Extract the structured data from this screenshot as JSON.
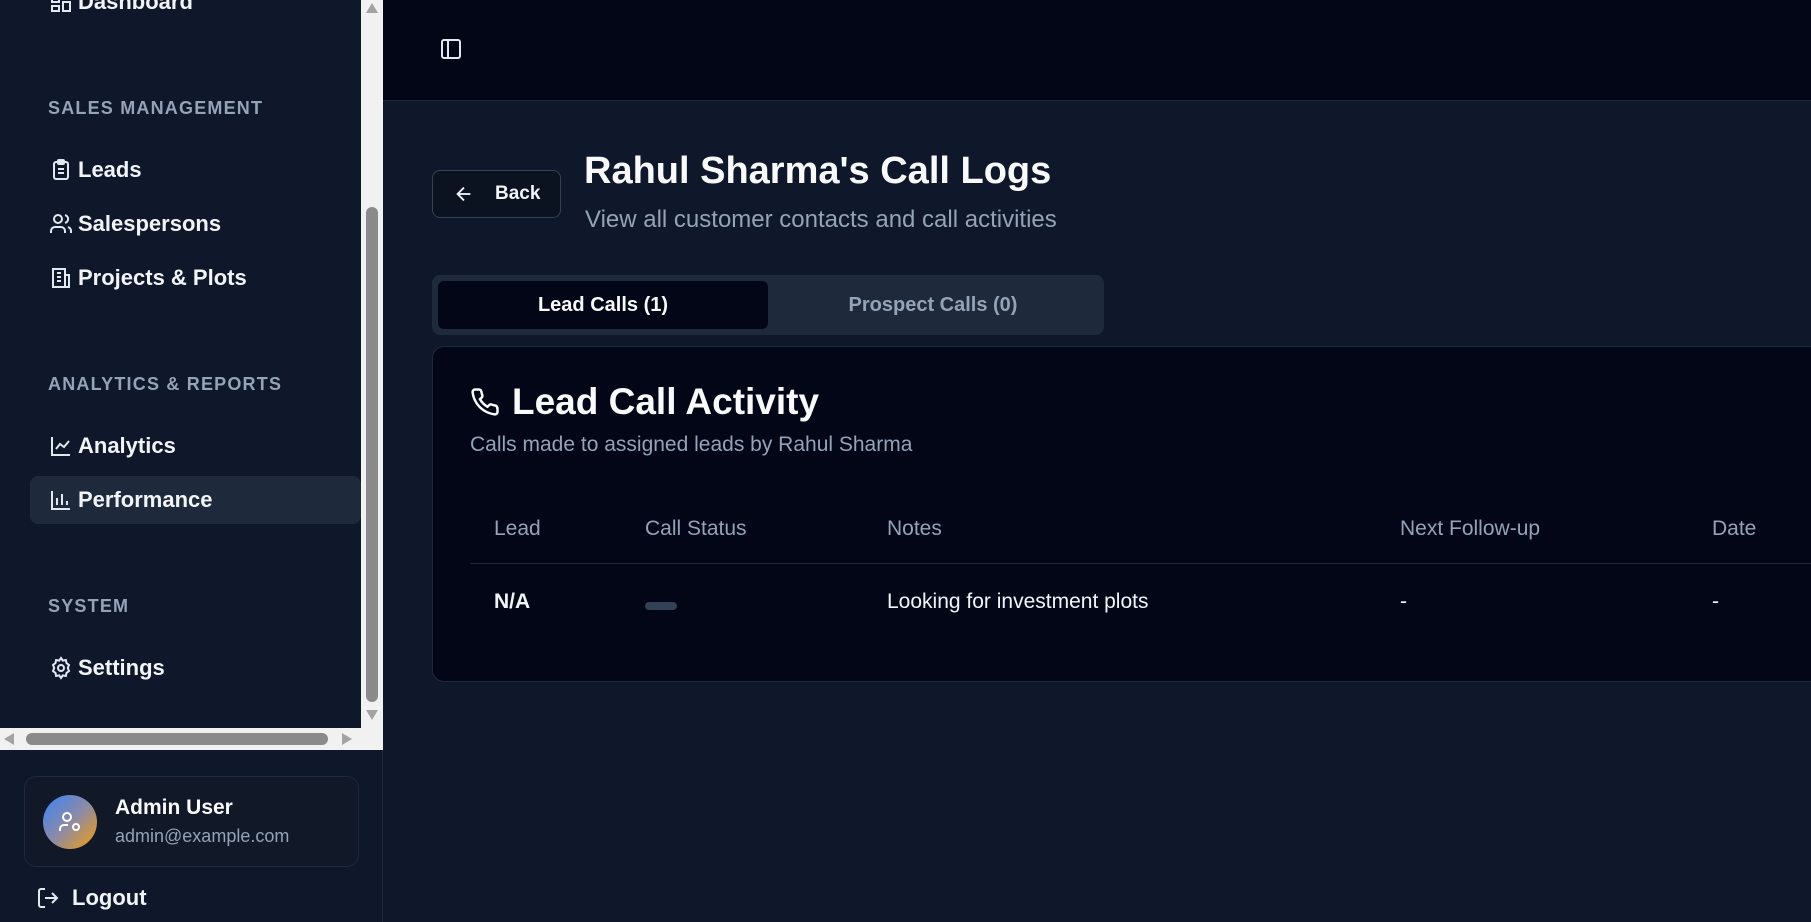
{
  "sidebar": {
    "top_item": "Dashboard",
    "sections": [
      {
        "title": "SALES MANAGEMENT",
        "items": [
          "Leads",
          "Salespersons",
          "Projects & Plots"
        ]
      },
      {
        "title": "ANALYTICS & REPORTS",
        "items": [
          "Analytics",
          "Performance"
        ]
      },
      {
        "title": "SYSTEM",
        "items": [
          "Settings"
        ]
      }
    ],
    "active_item": "Performance"
  },
  "user": {
    "name": "Admin User",
    "email": "admin@example.com",
    "logout_label": "Logout"
  },
  "page": {
    "back_label": "Back",
    "title": "Rahul Sharma's Call Logs",
    "subtitle": "View all customer contacts and call activities"
  },
  "tabs": [
    {
      "label": "Lead Calls (1)",
      "active": true
    },
    {
      "label": "Prospect Calls (0)",
      "active": false
    }
  ],
  "card": {
    "title": "Lead Call Activity",
    "description": "Calls made to assigned leads by Rahul Sharma",
    "columns": [
      "Lead",
      "Call Status",
      "Notes",
      "Next Follow-up",
      "Date"
    ],
    "rows": [
      {
        "lead": "N/A",
        "call_status": "",
        "notes": "Looking for investment plots",
        "next_follow_up": "-",
        "date": "-"
      }
    ]
  },
  "colors": {
    "background": "#0f172a",
    "surface": "#020617",
    "muted_text": "#94a3b8",
    "active_bg": "#1e293b"
  }
}
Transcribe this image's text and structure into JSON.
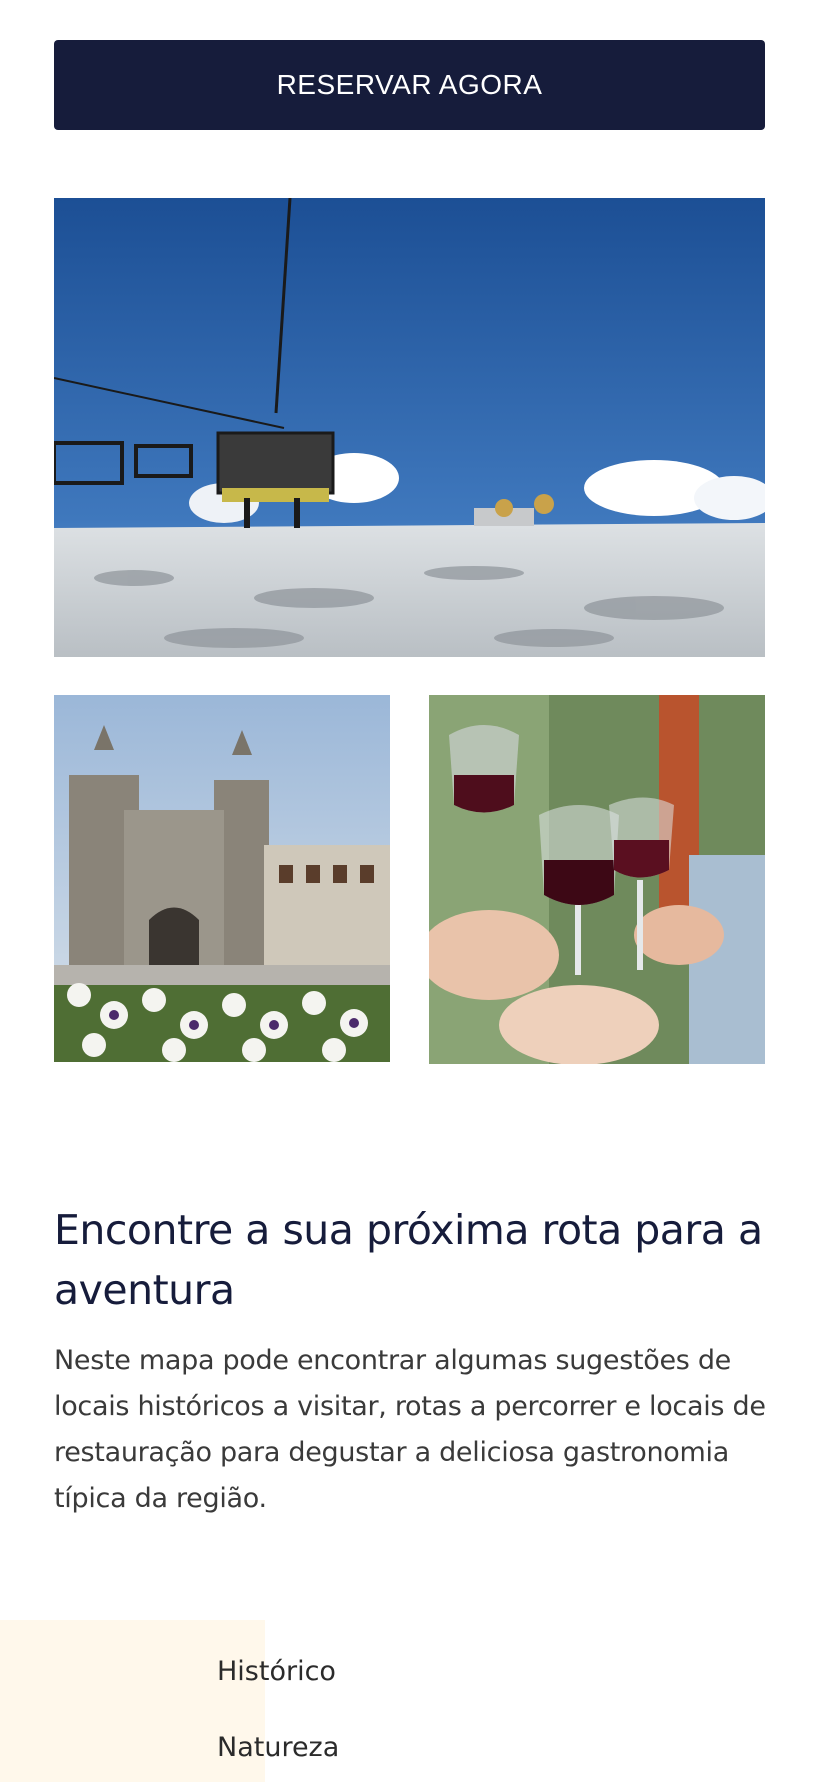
{
  "cta": {
    "label": "RESERVAR AGORA"
  },
  "gallery": {
    "hero": {
      "icon": "ski-lift-snow-photo"
    },
    "left": {
      "icon": "cathedral-photo"
    },
    "right": {
      "icon": "wine-toast-photo"
    }
  },
  "section": {
    "heading": "Encontre a sua próxima rota para a aventura",
    "description": "Neste mapa pode encontrar algumas sugestões de locais históricos a visitar, rotas a percorrer e locais de restauração para degustar a deliciosa gastronomia típica da região."
  },
  "filters": {
    "items": [
      {
        "label": "Histórico"
      },
      {
        "label": "Natureza"
      }
    ]
  },
  "colors": {
    "primary": "#161c3b",
    "panel": "#fff8eb",
    "text": "#3a3a3a"
  }
}
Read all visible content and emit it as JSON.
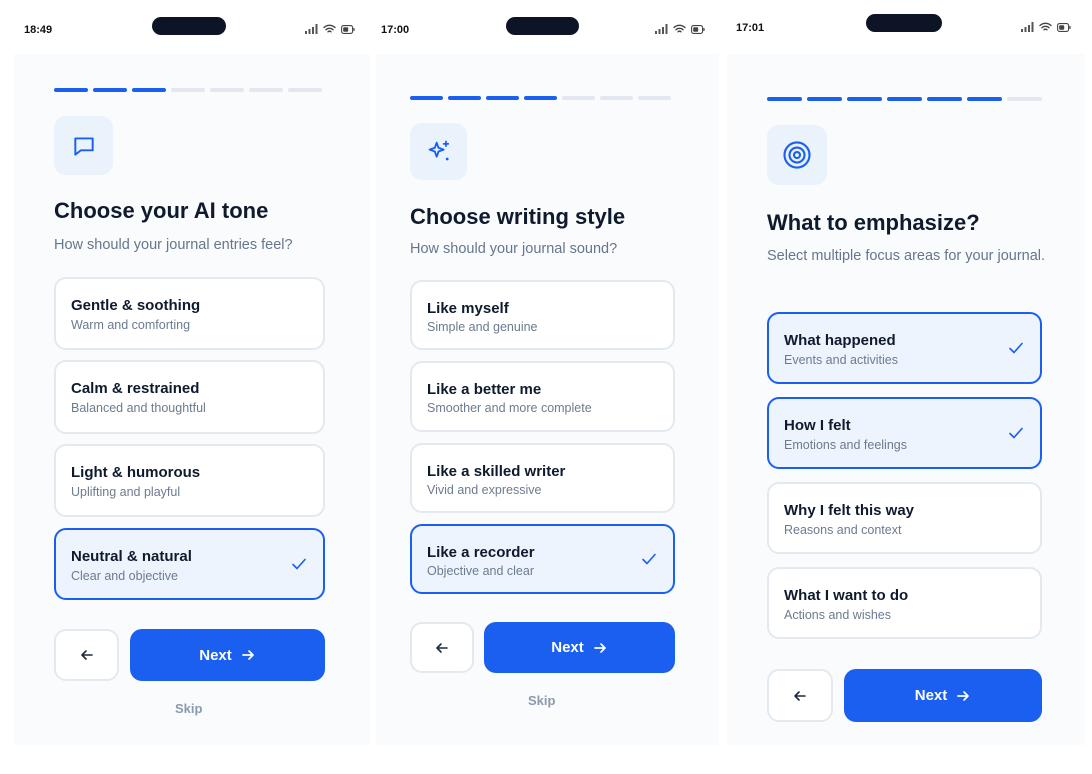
{
  "screens": [
    {
      "status": {
        "time": "18:49"
      },
      "progress": {
        "step": 3,
        "total": 7
      },
      "hero_icon": "chat-bubble-icon",
      "title": "Choose your AI tone",
      "subtitle": "How should your journal entries feel?",
      "options": [
        {
          "title": "Gentle & soothing",
          "subtitle": "Warm and comforting",
          "selected": false
        },
        {
          "title": "Calm & restrained",
          "subtitle": "Balanced and thoughtful",
          "selected": false
        },
        {
          "title": "Light & humorous",
          "subtitle": "Uplifting and playful",
          "selected": false
        },
        {
          "title": "Neutral & natural",
          "subtitle": "Clear and objective",
          "selected": true
        }
      ],
      "next_label": "Next",
      "skip_label": "Skip"
    },
    {
      "status": {
        "time": "17:00"
      },
      "progress": {
        "step": 4,
        "total": 7
      },
      "hero_icon": "sparkles-icon",
      "title": "Choose writing style",
      "subtitle": "How should your journal sound?",
      "options": [
        {
          "title": "Like myself",
          "subtitle": "Simple and genuine",
          "selected": false
        },
        {
          "title": "Like a better me",
          "subtitle": "Smoother and more complete",
          "selected": false
        },
        {
          "title": "Like a skilled writer",
          "subtitle": "Vivid and expressive",
          "selected": false
        },
        {
          "title": "Like a recorder",
          "subtitle": "Objective and clear",
          "selected": true
        }
      ],
      "next_label": "Next",
      "skip_label": "Skip"
    },
    {
      "status": {
        "time": "17:01"
      },
      "progress": {
        "step": 6,
        "total": 7
      },
      "hero_icon": "target-icon",
      "title": "What to emphasize?",
      "subtitle": "Select multiple focus areas for your journal.",
      "options": [
        {
          "title": "What happened",
          "subtitle": "Events and activities",
          "selected": true
        },
        {
          "title": "How I felt",
          "subtitle": "Emotions and feelings",
          "selected": true
        },
        {
          "title": "Why I felt this way",
          "subtitle": "Reasons and context",
          "selected": false
        },
        {
          "title": "What I want to do",
          "subtitle": "Actions and wishes",
          "selected": false
        }
      ],
      "next_label": "Next"
    }
  ],
  "colors": {
    "accent": "#1a5ff0",
    "selected_bg": "#edf4fd",
    "card_border": "#e4e9f0",
    "progress_inactive": "#e3e8f0",
    "hero_bg": "#eaf2fc"
  }
}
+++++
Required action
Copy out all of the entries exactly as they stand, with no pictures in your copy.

Solution
Extract the structured data from this screenshot as JSON.
{
  "sidebar": {
    "top_item": "Dashboard",
    "sections": [
      {
        "title": "SALES MANAGEMENT",
        "items": [
          "Leads",
          "Salespersons",
          "Projects & Plots"
        ]
      },
      {
        "title": "ANALYTICS & REPORTS",
        "items": [
          "Analytics",
          "Performance"
        ]
      },
      {
        "title": "SYSTEM",
        "items": [
          "Settings"
        ]
      }
    ],
    "active_item": "Performance"
  },
  "user": {
    "name": "Admin User",
    "email": "admin@example.com",
    "logout_label": "Logout"
  },
  "page": {
    "back_label": "Back",
    "title": "Rahul Sharma's Call Logs",
    "subtitle": "View all customer contacts and call activities"
  },
  "tabs": [
    {
      "label": "Lead Calls (1)",
      "active": true
    },
    {
      "label": "Prospect Calls (0)",
      "active": false
    }
  ],
  "card": {
    "title": "Lead Call Activity",
    "description": "Calls made to assigned leads by Rahul Sharma",
    "columns": [
      "Lead",
      "Call Status",
      "Notes",
      "Next Follow-up",
      "Date"
    ],
    "rows": [
      {
        "lead": "N/A",
        "call_status": "",
        "notes": "Looking for investment plots",
        "next_follow_up": "-",
        "date": "-"
      }
    ]
  },
  "colors": {
    "background": "#0f172a",
    "surface": "#020617",
    "muted_text": "#94a3b8",
    "active_bg": "#1e293b"
  }
}
Transcribe this image's text and structure into JSON.
{
  "cta": {
    "label": "RESERVAR AGORA"
  },
  "gallery": {
    "hero": {
      "icon": "ski-lift-snow-photo"
    },
    "left": {
      "icon": "cathedral-photo"
    },
    "right": {
      "icon": "wine-toast-photo"
    }
  },
  "section": {
    "heading": "Encontre a sua próxima rota para a aventura",
    "description": "Neste mapa pode encontrar algumas sugestões de locais históricos a visitar, rotas a percorrer e locais de restauração para degustar a deliciosa gastronomia típica da região."
  },
  "filters": {
    "items": [
      {
        "label": "Histórico"
      },
      {
        "label": "Natureza"
      }
    ]
  },
  "colors": {
    "primary": "#161c3b",
    "panel": "#fff8eb",
    "text": "#3a3a3a"
  }
}
Read all visible content and emit it as JSON.
{
  "screens": [
    {
      "status": {
        "time": "18:49"
      },
      "progress": {
        "step": 3,
        "total": 7
      },
      "hero_icon": "chat-bubble-icon",
      "title": "Choose your AI tone",
      "subtitle": "How should your journal entries feel?",
      "options": [
        {
          "title": "Gentle & soothing",
          "subtitle": "Warm and comforting",
          "selected": false
        },
        {
          "title": "Calm & restrained",
          "subtitle": "Balanced and thoughtful",
          "selected": false
        },
        {
          "title": "Light & humorous",
          "subtitle": "Uplifting and playful",
          "selected": false
        },
        {
          "title": "Neutral & natural",
          "subtitle": "Clear and objective",
          "selected": true
        }
      ],
      "next_label": "Next",
      "skip_label": "Skip"
    },
    {
      "status": {
        "time": "17:00"
      },
      "progress": {
        "step": 4,
        "total": 7
      },
      "hero_icon": "sparkles-icon",
      "title": "Choose writing style",
      "subtitle": "How should your journal sound?",
      "options": [
        {
          "title": "Like myself",
          "subtitle": "Simple and genuine",
          "selected": false
        },
        {
          "title": "Like a better me",
          "subtitle": "Smoother and more complete",
          "selected": false
        },
        {
          "title": "Like a skilled writer",
          "subtitle": "Vivid and expressive",
          "selected": false
        },
        {
          "title": "Like a recorder",
          "subtitle": "Objective and clear",
          "selected": true
        }
      ],
      "next_label": "Next",
      "skip_label": "Skip"
    },
    {
      "status": {
        "time": "17:01"
      },
      "progress": {
        "step": 6,
        "total": 7
      },
      "hero_icon": "target-icon",
      "title": "What to emphasize?",
      "subtitle": "Select multiple focus areas for your journal.",
      "options": [
        {
          "title": "What happened",
          "subtitle": "Events and activities",
          "selected": true
        },
        {
          "title": "How I felt",
          "subtitle": "Emotions and feelings",
          "selected": true
        },
        {
          "title": "Why I felt this way",
          "subtitle": "Reasons and context",
          "selected": false
        },
        {
          "title": "What I want to do",
          "subtitle": "Actions and wishes",
          "selected": false
        }
      ],
      "next_label": "Next"
    }
  ],
  "colors": {
    "accent": "#1a5ff0",
    "selected_bg": "#edf4fd",
    "card_border": "#e4e9f0",
    "progress_inactive": "#e3e8f0",
    "hero_bg": "#eaf2fc"
  }
}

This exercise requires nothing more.